How has it changed? Well, basically, it’s a conversation now—not a monologue. It’s about figuring out what makes you tick, staying true to it—and finding the right ways connect with consumers about the common ground you share. It’s about being human, being honest, and being yourself.
It means doing a lot less talking and a lot more more listening. And it means engaging with people on their terms, not yours. Above all else, it means staying curious about what your audience cares about and turning that curiosity into tangible action. Like Dale Carnegie said: You can make more friends in two months by becoming more interested in other people than you can in two years by trying to get people interested in you.
Anyway, here’s our take on how to do that with smarts. It’s not rocket-science. And nicely, once you get the hang of it, it’s actually kind of a breeze. Think of it as a little primmer on how to be your better self—as a company, as a brand—illustrated by our pal Peter Arkle.
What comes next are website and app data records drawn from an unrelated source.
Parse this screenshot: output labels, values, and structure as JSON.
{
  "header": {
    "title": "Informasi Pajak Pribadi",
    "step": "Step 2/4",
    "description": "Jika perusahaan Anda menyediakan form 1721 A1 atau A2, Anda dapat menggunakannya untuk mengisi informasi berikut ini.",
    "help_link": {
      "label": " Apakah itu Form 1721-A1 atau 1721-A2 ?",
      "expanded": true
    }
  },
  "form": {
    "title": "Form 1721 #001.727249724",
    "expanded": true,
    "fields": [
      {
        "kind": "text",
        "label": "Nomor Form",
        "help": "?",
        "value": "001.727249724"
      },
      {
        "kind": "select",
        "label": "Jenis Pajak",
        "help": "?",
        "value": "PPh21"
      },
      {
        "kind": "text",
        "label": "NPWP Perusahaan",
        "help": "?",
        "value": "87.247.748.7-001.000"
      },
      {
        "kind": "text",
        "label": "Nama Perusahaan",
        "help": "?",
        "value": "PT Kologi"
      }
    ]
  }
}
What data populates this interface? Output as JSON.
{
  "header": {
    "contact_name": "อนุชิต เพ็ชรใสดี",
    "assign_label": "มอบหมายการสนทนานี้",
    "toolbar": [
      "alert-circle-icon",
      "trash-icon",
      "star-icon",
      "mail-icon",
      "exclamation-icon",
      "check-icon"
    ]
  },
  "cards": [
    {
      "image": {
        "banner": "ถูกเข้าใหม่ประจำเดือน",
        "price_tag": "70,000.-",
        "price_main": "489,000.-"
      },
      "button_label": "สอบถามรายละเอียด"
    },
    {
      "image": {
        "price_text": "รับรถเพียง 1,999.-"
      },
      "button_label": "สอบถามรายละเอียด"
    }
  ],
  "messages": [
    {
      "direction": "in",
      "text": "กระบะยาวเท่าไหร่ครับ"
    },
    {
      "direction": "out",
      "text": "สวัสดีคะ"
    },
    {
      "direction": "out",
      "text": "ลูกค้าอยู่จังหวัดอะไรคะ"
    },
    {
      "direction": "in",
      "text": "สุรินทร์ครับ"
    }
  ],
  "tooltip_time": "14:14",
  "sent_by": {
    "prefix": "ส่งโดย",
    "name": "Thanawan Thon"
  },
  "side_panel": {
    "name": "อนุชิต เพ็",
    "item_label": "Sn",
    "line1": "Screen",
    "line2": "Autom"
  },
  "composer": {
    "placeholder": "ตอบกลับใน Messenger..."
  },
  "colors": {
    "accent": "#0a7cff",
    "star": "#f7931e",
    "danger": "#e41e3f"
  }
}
Genuinely care about people’s interests and encourage them to share. Hear what they have to say and be stoked by what they do. Respect their time and value their patience. And don’t overwhelm them with stuff that’s not immediately relevant. Pay close attention to their needs and meet them.
Make people feel important by rewarding their actions and promoting them or thanking them for engaging with you. Show how what they care about is what you care about, without just reflecting back their interests. Invite them on stage with you. And do whatever you can to share the spotlight.
Stay positive and helpful. Like your customers and the things they do. And delight them with seemingly random acts of kindness. Reach out without expecting anything in return and you’ll be surprised by the massive amounts of good will you can generate.
Ask their name. Get to know who they are and work to maintain an ongoing relationship. Try not to monopolize the conversation or overshare. Don’t blather on about yourself. And be wary of the temptation to switch into sales mode. Stay curious by asking questions.
Talk to people in terms of your shared interests. Tell stories in a context your audience already appreciates. Keep it real and keep it relevant. And try to stay mindful of the medium. Don’t expound on how awesome you are in a forum that should really be more about the things you’re both interested in.
So, long story short, don’t be a jerk.